Rather than a race report, this is more of a journal entry for historical reasons and/or future reference.
Once again I ran for Finland’s team in the international Big’s Backyard Ultra Satellite race during which 37 countries held individual and team competitions. All teams started at the same time around the world and ran one loop (called a yard) of 6.7 kilometers within 60 minutes. In Finland, the first yard began at 15:00 on gray afternoon in Nummela with a temperature of about 10 Celsius (50 F). At the beginning of the next hour, everyone around the world set out again. The end of the race comes when only one runner remains on each team, meaning ‘last person standing’. Each team was allowed to begin with 15 runners, though Finland began with only 14 due to one runner out with a fever.
In 2020, I covered a total of 31 yards equaling about 207 kilometres. I wrote about that experience at this link. Unfortunately, this year I only made 21 yards, which is about 143 kilometers. Below is what I looked like toward the end of the event.
And even more unfortunate is that the last three runners on the Finnish team were forced to stop during yard
32 33 due to a powerful wind and lightening storm that downed several trees on the route as well as some electrical wires. I am glad that the race director is so competent and concerned about the runners’ safety.
This type of race is fairly new in its current format, although the concept of long walking / running races has been around for centuries.
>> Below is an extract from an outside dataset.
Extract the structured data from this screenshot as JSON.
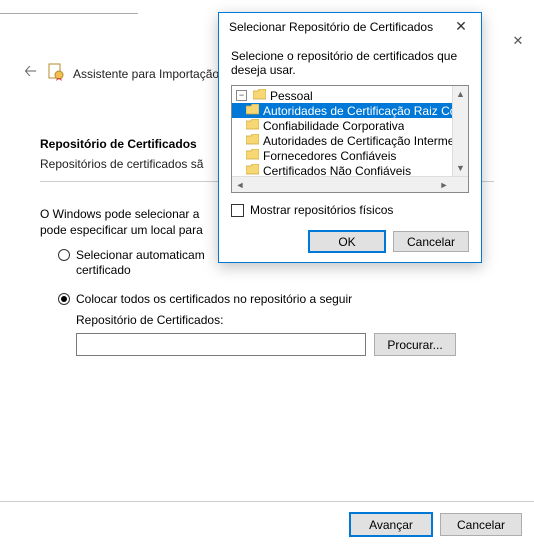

As the sport grows in popularity around the world, I wonder if (actually I hope) some safety regulations will be needed to protect runners from pushing themselves beyond the admirable “I am going beyond my boundaries!” into real physical danger.
I am unsure why I only managed 21 yards this year, but I have a few theories. One theory is that I did too much running before the event over the past few months. Another theory deals with the mental side of the race, which is perhaps the most challenging aspect for everyone. Either way, my performance has led me to the following conclusion: I would like to state that I have no intention to try and join the Finnish team next time, but I am happy to be a volunteer at the event. I believe it is time for some fresh faces (with some seasoned veterans too).
I added my introduction video below (3 minutes) in which I discuss my experience and background. At the end of this post, I added a picture of me just after I dropped from the race.
Thank you to the organizers, the other runners in Finland and around the world, the crew, support staff and other volunteers. It was a privilege to have my own wife as my support crew for a few hours. Thank you for reading.